Translating the life of a famous figure to film is notoriously hard to pull off. For every biopic like Capote there’s an Iron Lady; for every Milk, The Doors. Even without the prospect of a leather-clad Val Kilmer to sink a film’s prospects, biopics can all too readily fall foul of audiences: the shopworn rags-to-riches (or maybe rags-to-riches-to-drugs) tropes of the likes of Walk the Line have been ferociously mocked in parodies such as Walk Hard.
Kudos to director Pablo Larraín, then, for attempting two biopics in two years. From Larraín, who directed last year’s much admired biopic Neruda (dealing with aspects of the life of the Chilean poet of the same name), comes Jackie. Its protagonist is Jacqueline Kennedy (Natalie Portman), widow of the assassinated US President John F. Kennedy.
Unlike Neruda and more rote biopics like Walk the Line, Jackie adopts a comparatively narrow focus in concerning itself mainly (though not exclusively) with the events of a week in November 1963. Naturally, the film covers the broad seismic shifts that led to and followed JFK’s death, including the dual assassinations of JFK and Lee Harvey Oswald; the rumbling into life of the remorseless political machinery to install a new President in the White House; and JFK’s funeral procession, attended by a plethora of foreign dignitaries and watched by millions. As its title indicates, though, Jackie is interested in these events less in the spirit of historical documentation and more as lenses through which to study a character in depth.

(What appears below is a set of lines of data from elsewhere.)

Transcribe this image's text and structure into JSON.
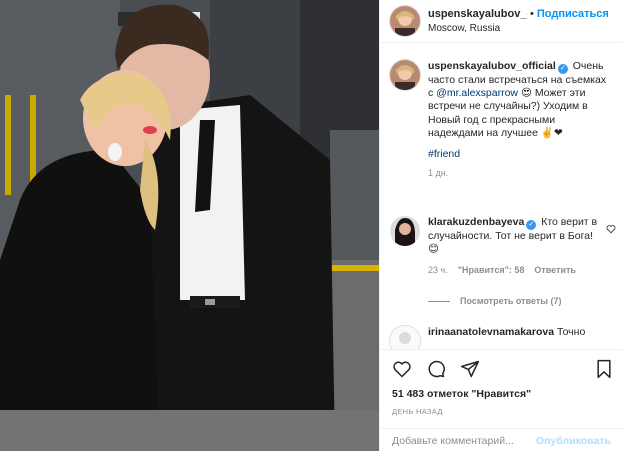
{
  "header": {
    "username": "uspenskayalubov_official",
    "separator": "•",
    "follow_label": "Подписаться",
    "location": "Moscow, Russia"
  },
  "caption": {
    "username": "uspenskayalubov_official",
    "verified_mark": "✓",
    "text_1": "Очень часто стали встречаться на съемках с",
    "mention": "@mr.alexsparrow",
    "text_2": "😍 Может эти встречи не случайны?) Уходим в Новый год с прекрасными надеждами на лучшее ✌️❤",
    "hashtag": "#friend",
    "time": "1 дн."
  },
  "comments": [
    {
      "username": "klarakuzdenbayeva",
      "verified_mark": "✓",
      "text": "Кто верит в случайности. Тот не верит в Бога!😊",
      "time": "23 ч.",
      "likes": "\"Нравится\": 58",
      "reply_label": "Ответить",
      "view_replies": "Посмотреть ответы (7)"
    },
    {
      "username": "irinaanatolevnamakarova",
      "text": "Точно"
    }
  ],
  "actions": {
    "likes_count": "51 483 отметок \"Нравится\"",
    "time_ago": "ДЕНЬ НАЗАД",
    "comment_placeholder": "Добавьте комментарий...",
    "publish_label": "Опубликовать"
  },
  "icons": [
    "heart-icon",
    "comment-icon",
    "share-icon",
    "bookmark-icon"
  ],
  "colors": {
    "accent": "#0095f6",
    "muted": "#8e8e8e",
    "publish_disabled": "#b2dffc",
    "verified": "#3897f0"
  }
}
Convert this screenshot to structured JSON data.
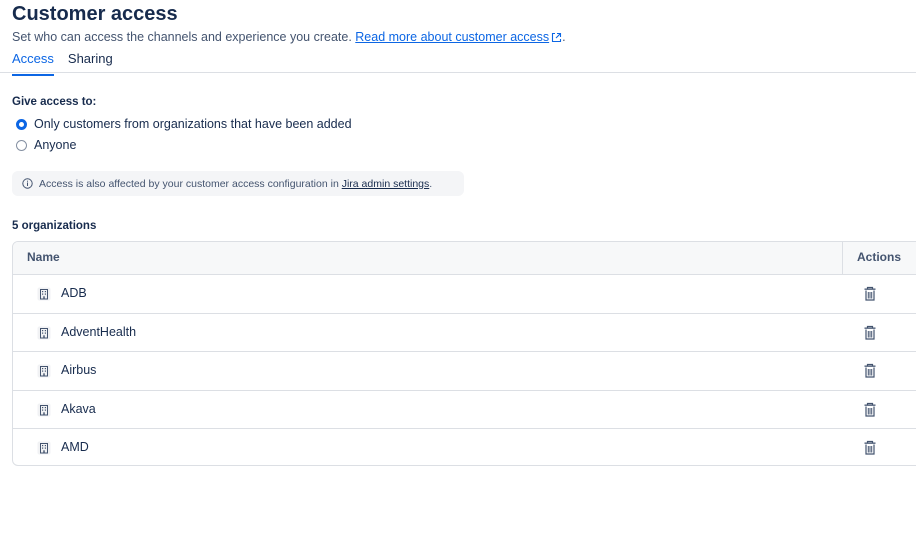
{
  "header": {
    "title": "Customer access",
    "subtitle": "Set who can access the channels and experience you create.",
    "read_more_link": "Read more about customer access"
  },
  "tabs": [
    {
      "label": "Access",
      "active": true
    },
    {
      "label": "Sharing",
      "active": false
    }
  ],
  "access": {
    "heading": "Give access to:",
    "options": [
      {
        "label": "Only customers from organizations that have been added",
        "selected": true
      },
      {
        "label": "Anyone",
        "selected": false
      }
    ]
  },
  "info": {
    "text": "Access is also affected by your customer access configuration in",
    "link": "Jira admin settings",
    "suffix": "."
  },
  "organizations": {
    "count_label": "5 organizations",
    "columns": [
      "Name",
      "Actions"
    ],
    "rows": [
      {
        "name": "ADB"
      },
      {
        "name": "AdventHealth"
      },
      {
        "name": "Airbus"
      },
      {
        "name": "Akava"
      },
      {
        "name": "AMD"
      }
    ]
  },
  "colors": {
    "accent": "#0c66e4",
    "text": "#172b4d",
    "subtle_text": "#44546f",
    "border": "#dcdfe4"
  }
}
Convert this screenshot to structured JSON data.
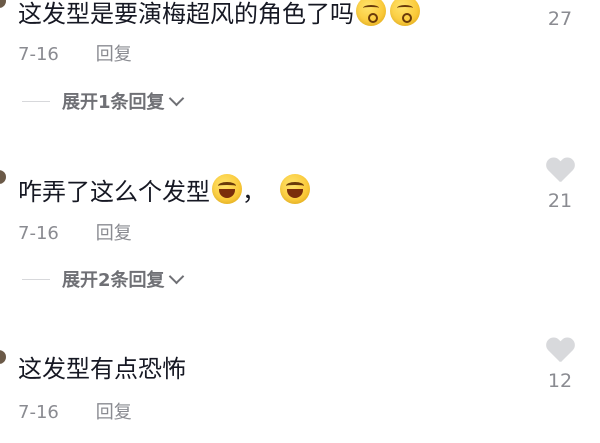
{
  "comments": [
    {
      "text": "这发型是要演梅超风的角色了吗",
      "date": "7-16",
      "reply_label": "回复",
      "likes": "27",
      "emojis": [
        "kiss-emoji",
        "kiss-emoji"
      ],
      "expand_label": "展开1条回复"
    },
    {
      "text": "咋弄了这么个发型",
      "text_suffix": "，",
      "date": "7-16",
      "reply_label": "回复",
      "likes": "21",
      "emojis": [
        "laugh-emoji",
        "laugh-emoji"
      ],
      "expand_label": "展开2条回复"
    },
    {
      "text": "这发型有点恐怖",
      "date": "7-16",
      "reply_label": "回复",
      "likes": "12"
    }
  ],
  "colors": {
    "text": "#161823",
    "meta": "#8a8b91",
    "heart": "#d8d9dc",
    "background": "#ffffff"
  }
}
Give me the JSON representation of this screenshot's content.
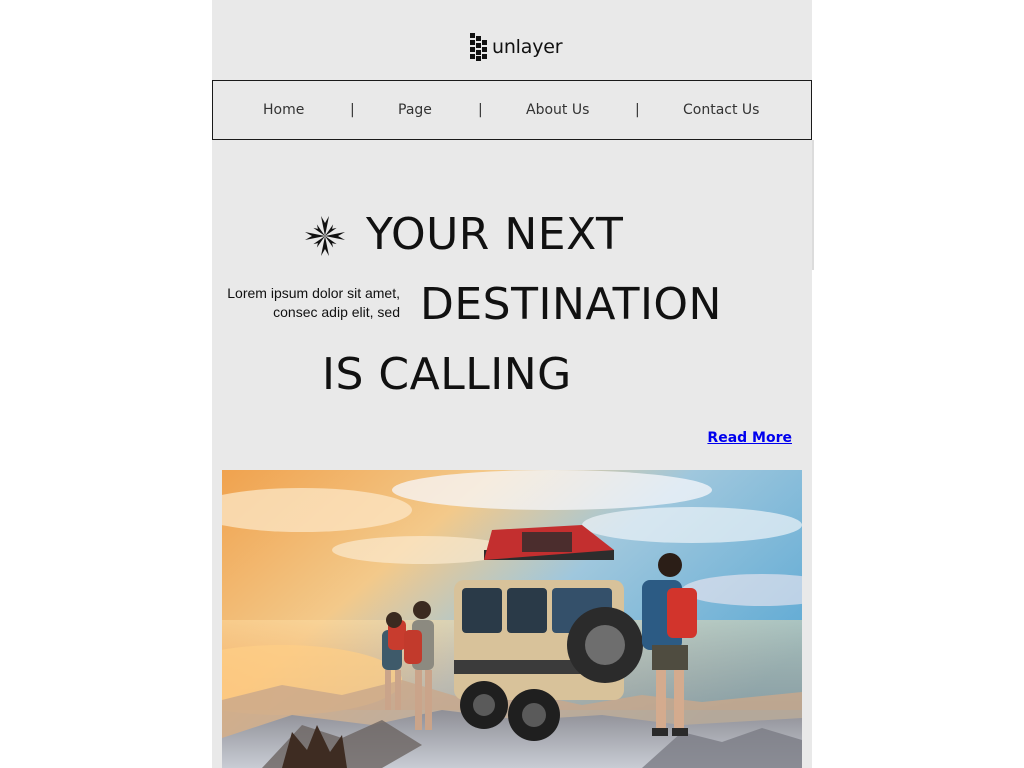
{
  "brand": {
    "name": "unlayer"
  },
  "nav": {
    "items": [
      {
        "label": "Home"
      },
      {
        "label": "Page"
      },
      {
        "label": "About Us"
      },
      {
        "label": "Contact Us"
      }
    ],
    "separator": "|"
  },
  "hero": {
    "line1": "YOUR NEXT",
    "line2": "DESTINATION",
    "line3": "IS CALLING",
    "side_text": "Lorem ipsum dolor sit amet, consec adip elit, sed",
    "cta_label": "Read More",
    "icon": "star-burst-icon"
  },
  "image": {
    "subject": "hero-photo"
  },
  "colors": {
    "background": "#e9e9e9",
    "text": "#111111",
    "link": "#0000ee"
  }
}
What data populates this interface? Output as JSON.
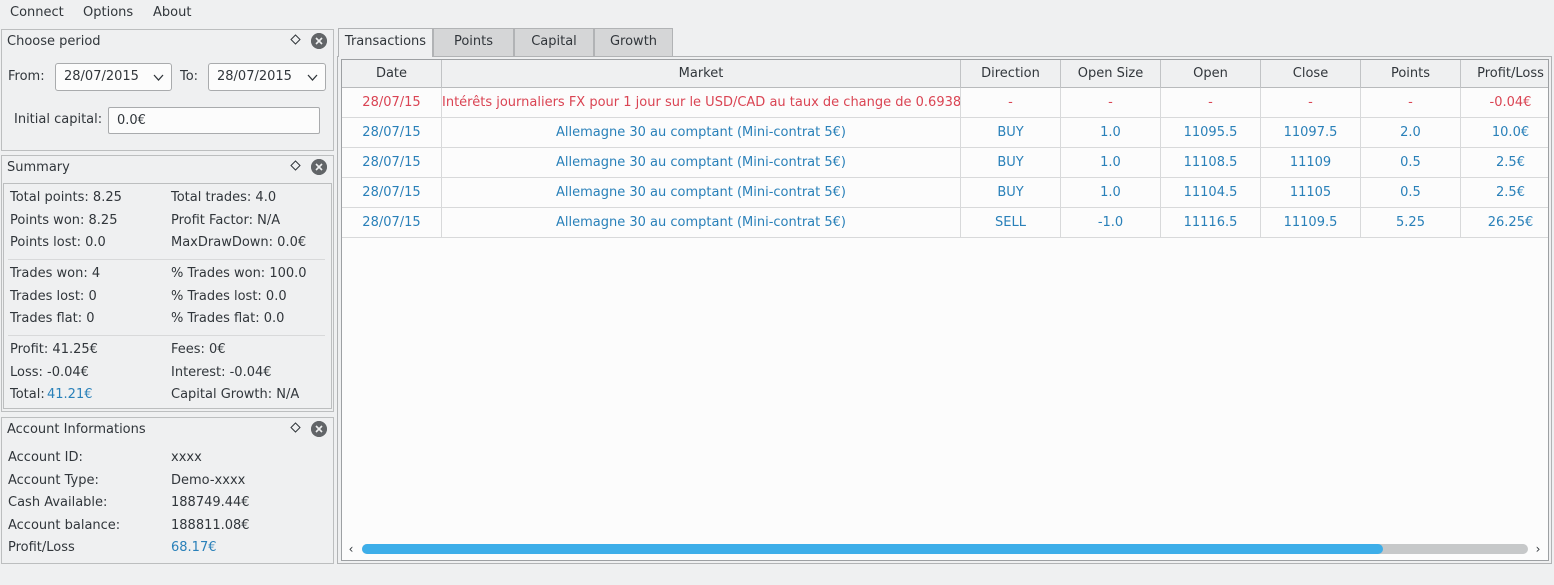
{
  "menu": {
    "connect": "Connect",
    "options": "Options",
    "about": "About"
  },
  "period": {
    "title": "Choose period",
    "from_label": "From:",
    "from_value": "28/07/2015",
    "to_label": "To:",
    "to_value": "28/07/2015",
    "capital_label": "Initial capital:",
    "capital_value": "0.0€"
  },
  "summary": {
    "title": "Summary",
    "total_points": "Total points: 8.25",
    "total_trades": "Total trades: 4.0",
    "points_won": "Points won: 8.25",
    "profit_factor": "Profit Factor: N/A",
    "points_lost": "Points lost: 0.0",
    "max_drawdown": "MaxDrawDown: 0.0€",
    "trades_won": "Trades won: 4",
    "pct_trades_won": "% Trades won: 100.0",
    "trades_lost": "Trades lost: 0",
    "pct_trades_lost": "% Trades lost: 0.0",
    "trades_flat": "Trades flat: 0",
    "pct_trades_flat": "% Trades flat: 0.0",
    "profit": "Profit: 41.25€",
    "fees": "Fees: 0€",
    "loss": "Loss: -0.04€",
    "interest": "Interest: -0.04€",
    "total_label": "Total:",
    "total_value": "41.21€",
    "capital_growth": "Capital Growth: N/A"
  },
  "account": {
    "title": "Account Informations",
    "id_label": "Account ID:",
    "id_value": "xxxx",
    "type_label": "Account Type:",
    "type_value": "Demo-xxxx",
    "cash_label": "Cash Available:",
    "cash_value": "188749.44€",
    "balance_label": "Account balance:",
    "balance_value": "188811.08€",
    "pl_label": "Profit/Loss",
    "pl_value": "68.17€"
  },
  "tabs": [
    "Transactions",
    "Points",
    "Capital",
    "Growth"
  ],
  "table": {
    "columns": [
      "Date",
      "Market",
      "Direction",
      "Open Size",
      "Open",
      "Close",
      "Points",
      "Profit/Loss"
    ],
    "rows": [
      [
        "28/07/15",
        "Intérêts journaliers FX pour 1 jour sur le USD/CAD au taux de change de 0.6938",
        "-",
        "-",
        "-",
        "-",
        "-",
        "-0.04€"
      ],
      [
        "28/07/15",
        "Allemagne 30 au comptant (Mini-contrat 5€)",
        "BUY",
        "1.0",
        "11095.5",
        "11097.5",
        "2.0",
        "10.0€"
      ],
      [
        "28/07/15",
        "Allemagne 30 au comptant (Mini-contrat 5€)",
        "BUY",
        "1.0",
        "11108.5",
        "11109",
        "0.5",
        "2.5€"
      ],
      [
        "28/07/15",
        "Allemagne 30 au comptant (Mini-contrat 5€)",
        "BUY",
        "1.0",
        "11104.5",
        "11105",
        "0.5",
        "2.5€"
      ],
      [
        "28/07/15",
        "Allemagne 30 au comptant (Mini-contrat 5€)",
        "SELL",
        "-1.0",
        "11116.5",
        "11109.5",
        "5.25",
        "26.25€"
      ]
    ],
    "row_colors": [
      "#da4453",
      "#2980b9",
      "#2980b9",
      "#2980b9",
      "#2980b9"
    ]
  },
  "colors": {
    "accent": "#3daee9",
    "loss": "#da4453",
    "profit": "#2980b9"
  },
  "scroll": {
    "thumb_fraction": 0.876
  }
}
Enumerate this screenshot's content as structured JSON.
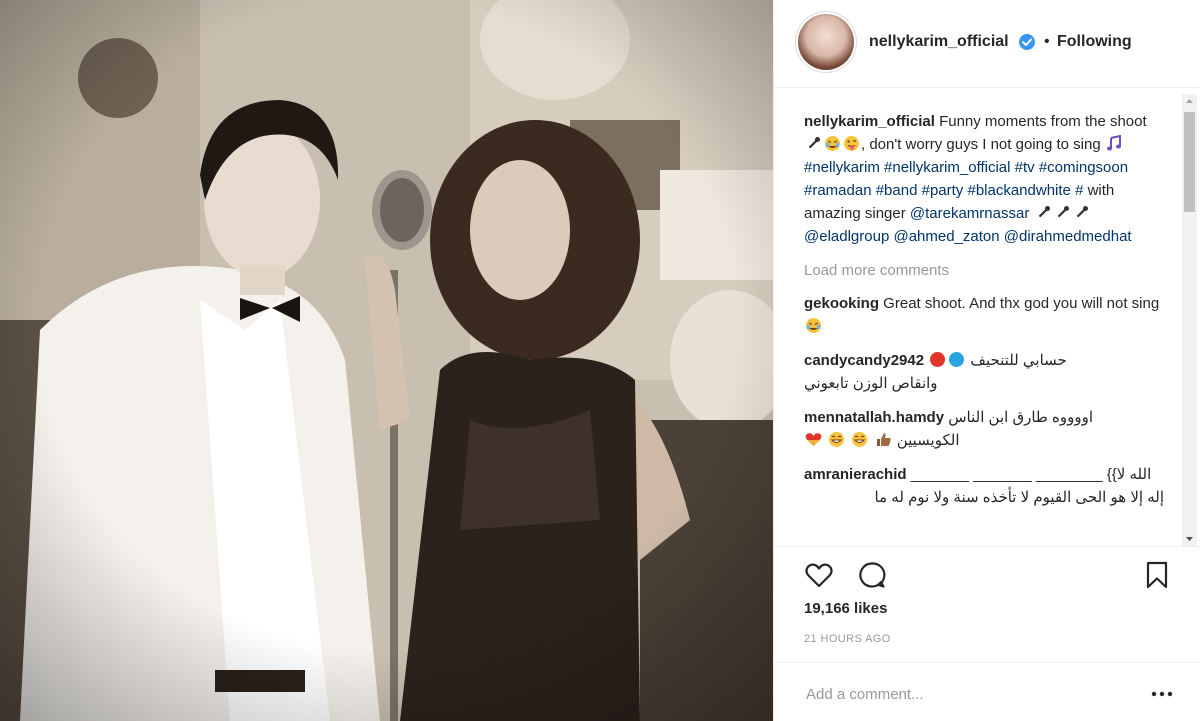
{
  "post": {
    "username": "nellykarim_official",
    "separator": "•",
    "follow_status": "Following"
  },
  "caption": {
    "username": "nellykarim_official",
    "t1": " Funny moments from the shoot ",
    "t2": ", don't worry guys I not going to sing ",
    "h1": "#nellykarim",
    "h2": "#nellykarim_official",
    "h3": "#tv",
    "h4": "#comingsoon",
    "h5": "#ramadan",
    "h6": "#band",
    "h7": "#party",
    "h8": "#blackandwhite",
    "h9": "#",
    "t3": " with amazing singer ",
    "m1": "@tarekamrnassar",
    "m2": "@eladlgroup",
    "m3": "@ahmed_zaton",
    "m4": "@dirahmedmedhat"
  },
  "load_more": "Load more comments",
  "comments": [
    {
      "username": "gekooking",
      "text": " Great shoot. And thx god you will not sing "
    },
    {
      "username": "candycandy2942",
      "text_rtl_1": "حسابي للتنحيف",
      "text_rtl_2": "وانقاص الوزن تابعوني"
    },
    {
      "username": "mennatallah.hamdy",
      "text_rtl_1": "اووووه طارق ابن الناس",
      "text_rtl_2": "الكويسيين"
    },
    {
      "username": "amranierachid",
      "text": " _______ _______ ________ {{الله لا",
      "text_rtl_2": "إله إلا هو الحى القيوم لا تأخذه سنة ولا نوم له ما"
    }
  ],
  "likes": "19,166 likes",
  "time": "21 HOURS AGO",
  "add_comment": {
    "placeholder": "Add a comment..."
  },
  "colors": {
    "hashtag": "#003569",
    "muted": "#999999",
    "verified": "#3897f0",
    "text": "#262626"
  },
  "icons": [
    "verified-badge-icon",
    "heart-icon",
    "comment-bubble-icon",
    "bookmark-icon",
    "more-options-icon",
    "microphone-emoji-icon",
    "laughing-emoji-icon"
  ]
}
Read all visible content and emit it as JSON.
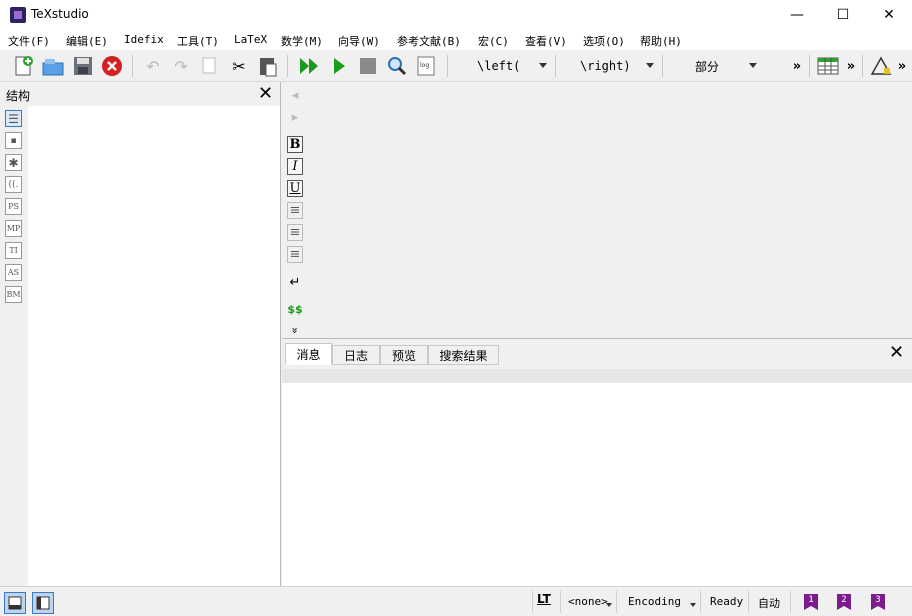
{
  "window": {
    "title": "TeXstudio",
    "minimize": "—",
    "maximize": "☐",
    "close": "✕"
  },
  "menubar": {
    "items": [
      "文件(F)",
      "编辑(E)",
      "Idefix",
      "工具(T)",
      "LaTeX",
      "数学(M)",
      "向导(W)",
      "参考文献(B)",
      "宏(C)",
      "查看(V)",
      "选项(O)",
      "帮助(H)"
    ]
  },
  "toolbar": {
    "combo_left": "\\left(",
    "combo_right": "\\right)",
    "combo_section": "部分",
    "overflow": "»",
    "log_label": "log"
  },
  "structure": {
    "title": "结构",
    "close": "✕",
    "strip": [
      "☰",
      "▪",
      "✱",
      "((.",
      "PS",
      "MP",
      "TI",
      "AS",
      "BM"
    ]
  },
  "editor": {
    "format_buttons": [
      "B",
      "I",
      "U",
      "≡",
      "≡",
      "≡",
      "↵",
      "$$",
      "»"
    ]
  },
  "messages": {
    "tabs": [
      "消息",
      "日志",
      "预览",
      "搜索结果"
    ],
    "close": "✕"
  },
  "statusbar": {
    "lt": "LT",
    "language": "<none>",
    "encoding": "Encoding",
    "status": "Ready",
    "mode": "自动",
    "bookmarks": [
      "1",
      "2",
      "3"
    ]
  },
  "colors": {
    "accent": "#7a1c8c",
    "run_green": "#1b9b1b",
    "stop_red": "#d32020"
  }
}
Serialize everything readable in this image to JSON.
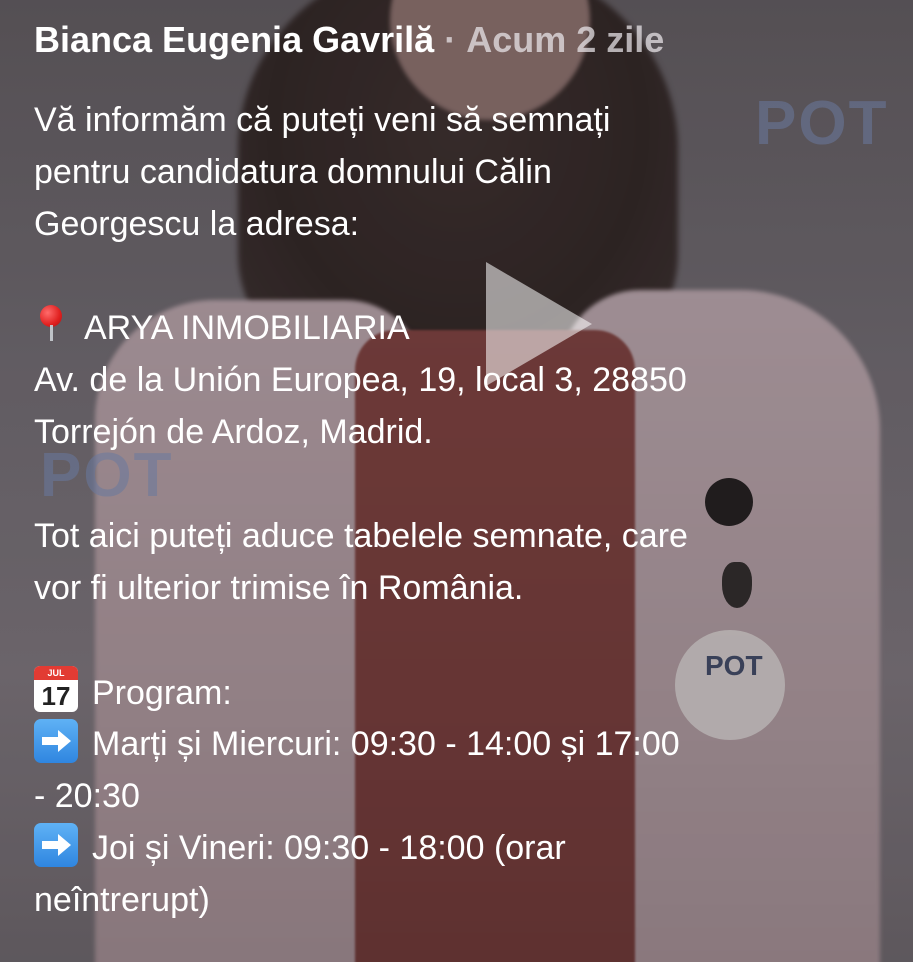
{
  "post": {
    "author": "Bianca Eugenia Gavrilă",
    "separator": "·",
    "time": "Acum 2 zile",
    "lines": {
      "l1": "Vă informăm că puteți veni să semnați",
      "l2": "pentru candidatura domnului  Călin",
      "l3": "Georgescu la adresa:",
      "l4": "ARYA INMOBILIARIA",
      "l5": "Av. de la Unión Europea, 19, local 3, 28850",
      "l6": "Torrejón de Ardoz, Madrid.",
      "l7": "Tot aici puteți aduce tabelele semnate, care",
      "l8": "vor fi ulterior trimise în România.",
      "l9": "Program:",
      "l10": "Marți și Miercuri: 09:30 - 14:00 și 17:00",
      "l11": "- 20:30",
      "l12": "Joi și Vineri: 09:30 - 18:00 (orar",
      "l13": "neîntrerupt)"
    },
    "calendar_emoji": {
      "month": "JUL",
      "day": "17"
    },
    "icons": {
      "pin": "round-pushpin-icon",
      "calendar": "calendar-icon",
      "arrow": "right-arrow-icon",
      "play": "play-icon"
    },
    "background_logos": {
      "logo1": "POT",
      "logo2": "POT",
      "badge": "POT"
    }
  }
}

Handheld closeups in Jackie continually dissect its protagonist’s actions and behaviour; on the whole, the film offers up a depiction of a person of iron determination. In a non-linear way (something of a cliché of biopics), the film shows Jackie’s encounters with various people both before and after her husband’s death: she discusses funeral arrangements with her brother in law, Bobby Kennedy (Peter Sarsgaard), spars over heavy spiritual matters with her priest (John Hurt) and gives an interview with a journalist (Billy Crudup) a mere week after the assassination. Jackie also shows the protagonist alone, broken by grief: she pops pills, downs vodka, and (a kind of blameless Lady Macbeth) sobs and shakes as she reluctantly scrubs the last traces of her husband – his blood – off her skin.
Strung together like pearls, these vignettes function to construct Jackie as a richly faceted character. Larraín, screenwriter Noah Oppenheim and Portman deserve credit for underscoring Jackie’s homely qualities while not neglecting her assertiveness and very un-dewy-eyed awareness of her precarity even in as exalted a position as First Lady (“A First Lady must always be ready to pack her suitcases” she says). Jackie’s main pursuit throughout the film is to keep a tight rein on her and JFK’s fused legacy. She achieves this by putting her own stamp on proceedings, most obviously by telling her interviewer what he can and can’t include in the final piece, but also in her modelling JFK’s funeral procession on that of another assassinated president, Abraham Lincoln, and, in doing so, accentuating her husband’s claim to a legacy of martyrdom.
Worth noting is that JFK himself (Caspar Phillipson) barely appears. Make no mistake, this is Jackie’s – and Portman’s – film. Extreme close-ups of her face dominate, communicating, alongside recurring shots of Jackie’s black, Victorian-style funeral lace, the scale of her grief.
While, mercifully, there are no slow-motion sequences of fluttering American flags in Jackie, the film sometimes misfires dramatically. At times, its solemnity in the face of dramatising such a pivotal moment in American history can be exhausting. The dialogue during Jackie and her priest’s discussions of the whims of divine justice is blunt (and further hamstrung by John Hurt’s unconvincing Irish accent). And then there’s Jackie’s conversation with her brother-in-law about JFK’s legacy. “What will he be remembered for?” Bobby asks, flagging up the film’s themes in a way that’s practically insulting to the audience.
Cynics may enjoy pointing out Jackie’s purpose as a hagiography of not just of JFK and Jackie Kennedy, but also, in a way, of its star, Portman. Jackie’s North American release date of December (the month when studios tend to set adrift the chum most attractive to the Academy’s sharks) is surely no coincidence. Portman bagged an Oscar in 2010 for her barnstorming performance in Black Swan; her role in Jackie, playing a giant of American history (and American mythmaking), may win her another. Kevin Murray
Jackie opens in Queens Film Theatre, Light House Cinema and The Irish Film Institute on Friday 20th Jan.